The changes in stimuli to the lateral line appear to be such that fish will be able to sense them whether the changes are measured relative to open water or to the other side of the body. The estimated lateral line stimuli at a number of regions on the body of the fish changed markedly irrespective of whether the change was measured in comparison with stimuli in open water, or on the opposite side of the body (Table 1). If fish compare the stimulus when they are beside a wall to that when they are in open water, then they would need to remember a template of the stimulus in open water calibrated to their swimming velocity. However, if they simply compare the stimuli on either side of their body, then this would not be necessary. The drawback with this method is that it would not work if there were objects on both sides of their body. As it stands there is not enough known about how blind cave fish process the stimuli from their lateral line to be able to say which, if either, of these methods is the more likely to be used.
The parallel and head-on cases [presented in Windsor et al. (Windsor et al., 2010)] both showed that the stimuli to the lateral line decreased rapidly the further a fish was from a surface. It appears that the nature of the flow field is such that the changes in lateral line stimuli are sufficient for fish to detect surfaces only when they are relatively close to them. The field created by the movement of the fish did not extend far in front of, or to the side of the fish, and as such this limited the range of hydrodynamic imaging. In comparison, the lateral line can be used to detect objects at larger distances (on the order of 2 BL) if sensing a flow generated externally, for example, sensing the movements of prey (Coombs and Janssen, 1990) or the interactions of a stationary object with an environmental flow (Liao, 2006).
This study measured the flow fields around gliding blind cave fish. Our results clearly showed that there is a wealth of information available in the flow fields for fish to be able to sense nearby objects. What use fish are able to make of this information depends on exactly how the stimuli to the lateral line are processed in the central nervous system and what features of the flow field are extracted. Given the current limited level of understanding, there is a clear need for further studies into the sensory processing behind hydrodynamic imaging.
LIST OF SYMBOLS AND ABBREVIATIONS
computational fluid dynamics

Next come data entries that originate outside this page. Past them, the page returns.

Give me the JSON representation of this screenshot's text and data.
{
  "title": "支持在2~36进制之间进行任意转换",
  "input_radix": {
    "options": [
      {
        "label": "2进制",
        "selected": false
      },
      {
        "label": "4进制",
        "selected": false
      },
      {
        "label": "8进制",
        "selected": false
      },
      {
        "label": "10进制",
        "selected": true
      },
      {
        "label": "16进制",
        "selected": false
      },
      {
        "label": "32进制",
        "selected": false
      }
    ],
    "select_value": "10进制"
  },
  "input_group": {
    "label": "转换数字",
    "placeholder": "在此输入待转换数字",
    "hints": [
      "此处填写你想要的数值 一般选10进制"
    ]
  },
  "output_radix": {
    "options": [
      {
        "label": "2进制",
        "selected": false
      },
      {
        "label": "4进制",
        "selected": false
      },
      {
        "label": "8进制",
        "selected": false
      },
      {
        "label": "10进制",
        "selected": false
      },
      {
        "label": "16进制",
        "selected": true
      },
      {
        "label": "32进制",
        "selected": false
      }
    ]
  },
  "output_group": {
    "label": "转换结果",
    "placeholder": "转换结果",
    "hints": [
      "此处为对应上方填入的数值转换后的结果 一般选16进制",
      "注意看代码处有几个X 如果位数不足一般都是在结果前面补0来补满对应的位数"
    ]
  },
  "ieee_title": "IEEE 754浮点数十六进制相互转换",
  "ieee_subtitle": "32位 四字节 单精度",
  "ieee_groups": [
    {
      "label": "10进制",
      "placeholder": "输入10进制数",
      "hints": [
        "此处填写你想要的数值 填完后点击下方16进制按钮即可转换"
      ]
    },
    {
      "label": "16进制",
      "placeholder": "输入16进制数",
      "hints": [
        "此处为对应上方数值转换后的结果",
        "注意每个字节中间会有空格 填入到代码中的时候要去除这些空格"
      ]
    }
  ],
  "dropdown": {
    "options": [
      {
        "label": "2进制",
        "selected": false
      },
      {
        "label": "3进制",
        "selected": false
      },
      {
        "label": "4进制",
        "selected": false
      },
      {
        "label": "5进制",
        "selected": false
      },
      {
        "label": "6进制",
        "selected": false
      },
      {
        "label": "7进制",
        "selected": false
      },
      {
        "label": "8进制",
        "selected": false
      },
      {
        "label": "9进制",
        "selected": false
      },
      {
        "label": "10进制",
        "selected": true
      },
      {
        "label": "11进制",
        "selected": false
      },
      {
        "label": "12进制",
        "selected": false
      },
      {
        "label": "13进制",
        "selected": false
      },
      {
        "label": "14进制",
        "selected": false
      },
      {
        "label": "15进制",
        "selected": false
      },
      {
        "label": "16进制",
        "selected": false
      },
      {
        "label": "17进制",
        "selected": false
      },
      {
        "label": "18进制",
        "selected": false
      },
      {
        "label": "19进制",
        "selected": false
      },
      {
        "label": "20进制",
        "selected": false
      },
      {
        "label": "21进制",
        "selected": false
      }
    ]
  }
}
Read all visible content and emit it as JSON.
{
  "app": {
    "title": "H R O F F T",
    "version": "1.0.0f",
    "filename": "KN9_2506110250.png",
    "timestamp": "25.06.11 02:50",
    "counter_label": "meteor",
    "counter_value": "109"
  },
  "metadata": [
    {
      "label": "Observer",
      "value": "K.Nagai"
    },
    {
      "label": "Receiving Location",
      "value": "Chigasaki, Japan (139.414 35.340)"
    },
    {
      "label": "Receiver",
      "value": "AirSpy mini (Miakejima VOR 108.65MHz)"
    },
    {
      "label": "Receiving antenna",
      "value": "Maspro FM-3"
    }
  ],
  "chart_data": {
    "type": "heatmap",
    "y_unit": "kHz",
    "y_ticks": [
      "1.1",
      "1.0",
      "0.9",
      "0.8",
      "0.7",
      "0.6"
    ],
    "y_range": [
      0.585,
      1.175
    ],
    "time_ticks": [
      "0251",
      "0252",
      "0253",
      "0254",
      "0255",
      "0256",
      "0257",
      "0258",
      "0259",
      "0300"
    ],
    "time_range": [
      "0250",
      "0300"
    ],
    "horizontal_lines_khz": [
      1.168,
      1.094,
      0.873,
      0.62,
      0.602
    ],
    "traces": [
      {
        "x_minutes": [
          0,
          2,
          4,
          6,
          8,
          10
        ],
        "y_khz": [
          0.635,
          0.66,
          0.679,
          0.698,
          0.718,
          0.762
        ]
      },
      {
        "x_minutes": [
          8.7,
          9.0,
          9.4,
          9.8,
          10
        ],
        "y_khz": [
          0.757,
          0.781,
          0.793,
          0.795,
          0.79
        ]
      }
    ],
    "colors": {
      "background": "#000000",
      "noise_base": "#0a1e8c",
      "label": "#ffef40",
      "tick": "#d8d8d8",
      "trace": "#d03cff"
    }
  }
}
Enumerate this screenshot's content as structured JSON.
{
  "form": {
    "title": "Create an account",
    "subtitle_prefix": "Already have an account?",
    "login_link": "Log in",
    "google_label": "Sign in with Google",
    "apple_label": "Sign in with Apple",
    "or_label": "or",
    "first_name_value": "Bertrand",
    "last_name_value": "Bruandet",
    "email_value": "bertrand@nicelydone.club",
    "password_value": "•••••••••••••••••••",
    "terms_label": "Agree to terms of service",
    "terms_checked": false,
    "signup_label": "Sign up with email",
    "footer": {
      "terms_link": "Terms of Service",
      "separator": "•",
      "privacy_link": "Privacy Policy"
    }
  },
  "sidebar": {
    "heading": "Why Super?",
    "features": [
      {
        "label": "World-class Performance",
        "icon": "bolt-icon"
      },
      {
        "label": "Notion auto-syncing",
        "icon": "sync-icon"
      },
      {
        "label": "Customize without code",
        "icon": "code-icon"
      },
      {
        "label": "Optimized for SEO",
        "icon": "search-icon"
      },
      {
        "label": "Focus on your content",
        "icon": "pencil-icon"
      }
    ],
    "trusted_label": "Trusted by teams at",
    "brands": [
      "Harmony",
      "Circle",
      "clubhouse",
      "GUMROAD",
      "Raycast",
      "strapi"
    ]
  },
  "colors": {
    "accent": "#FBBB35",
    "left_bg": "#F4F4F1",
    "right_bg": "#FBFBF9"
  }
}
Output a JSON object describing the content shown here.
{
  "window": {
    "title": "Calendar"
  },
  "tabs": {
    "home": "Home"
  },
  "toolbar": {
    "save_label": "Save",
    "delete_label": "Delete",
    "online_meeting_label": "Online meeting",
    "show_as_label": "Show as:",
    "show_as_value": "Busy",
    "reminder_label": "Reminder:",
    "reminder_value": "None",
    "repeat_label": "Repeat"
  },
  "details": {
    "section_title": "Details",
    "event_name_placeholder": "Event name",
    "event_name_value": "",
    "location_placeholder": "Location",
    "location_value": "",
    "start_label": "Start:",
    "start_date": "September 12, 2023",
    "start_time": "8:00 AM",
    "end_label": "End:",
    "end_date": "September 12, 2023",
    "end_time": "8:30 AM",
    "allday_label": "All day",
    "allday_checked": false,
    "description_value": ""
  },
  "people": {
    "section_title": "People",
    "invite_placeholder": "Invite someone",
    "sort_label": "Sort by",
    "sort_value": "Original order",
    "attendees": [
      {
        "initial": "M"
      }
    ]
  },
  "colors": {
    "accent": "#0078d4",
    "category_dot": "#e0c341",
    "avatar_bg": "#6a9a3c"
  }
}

skin friction coefficient
coefficient of pressure
distance of the fish body from the wall
particle image velocimetry
normalised velocity field
normalised pressure difference across canal pores